Task to complete => Repeat each entry exactly; omit all pictures.

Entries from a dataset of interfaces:
-- Opening Marker --
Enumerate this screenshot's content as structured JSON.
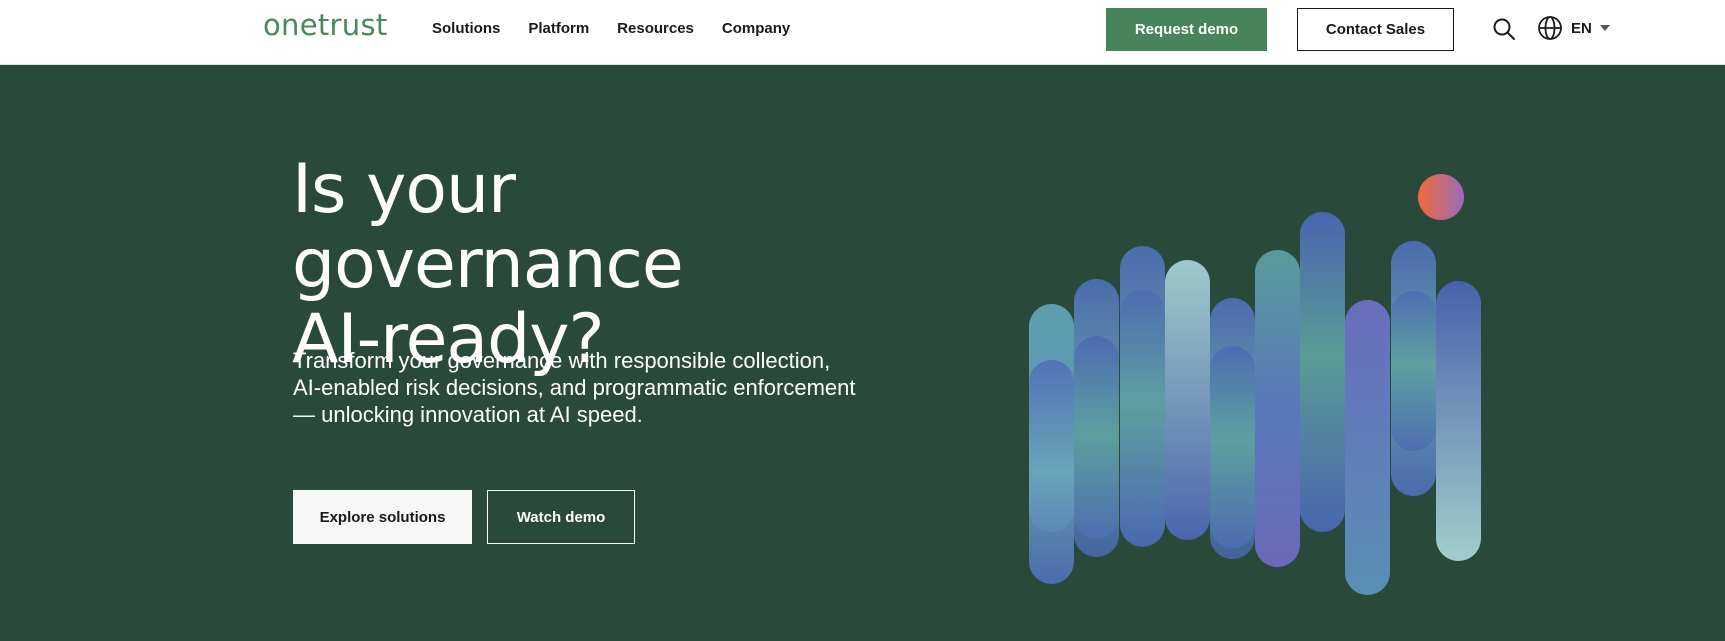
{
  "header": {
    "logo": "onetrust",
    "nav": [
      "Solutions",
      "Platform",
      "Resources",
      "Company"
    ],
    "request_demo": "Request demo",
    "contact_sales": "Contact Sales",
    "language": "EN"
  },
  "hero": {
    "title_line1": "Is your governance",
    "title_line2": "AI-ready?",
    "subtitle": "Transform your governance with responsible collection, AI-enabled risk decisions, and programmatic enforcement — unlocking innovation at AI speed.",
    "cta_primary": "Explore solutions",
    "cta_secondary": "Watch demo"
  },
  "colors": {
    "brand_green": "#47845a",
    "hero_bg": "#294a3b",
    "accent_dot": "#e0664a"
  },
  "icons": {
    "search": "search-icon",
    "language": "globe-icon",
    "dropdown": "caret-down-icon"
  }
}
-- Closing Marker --
Answer box =>
Enumerate this screenshot's content as structured JSON.
{
  "header": {
    "logo": "onetrust",
    "nav": [
      "Solutions",
      "Platform",
      "Resources",
      "Company"
    ],
    "request_demo": "Request demo",
    "contact_sales": "Contact Sales",
    "language": "EN"
  },
  "hero": {
    "title_line1": "Is your governance",
    "title_line2": "AI-ready?",
    "subtitle": "Transform your governance with responsible collection, AI-enabled risk decisions, and programmatic enforcement — unlocking innovation at AI speed.",
    "cta_primary": "Explore solutions",
    "cta_secondary": "Watch demo"
  },
  "colors": {
    "brand_green": "#47845a",
    "hero_bg": "#294a3b",
    "accent_dot": "#e0664a"
  },
  "icons": {
    "search": "search-icon",
    "language": "globe-icon",
    "dropdown": "caret-down-icon"
  }
}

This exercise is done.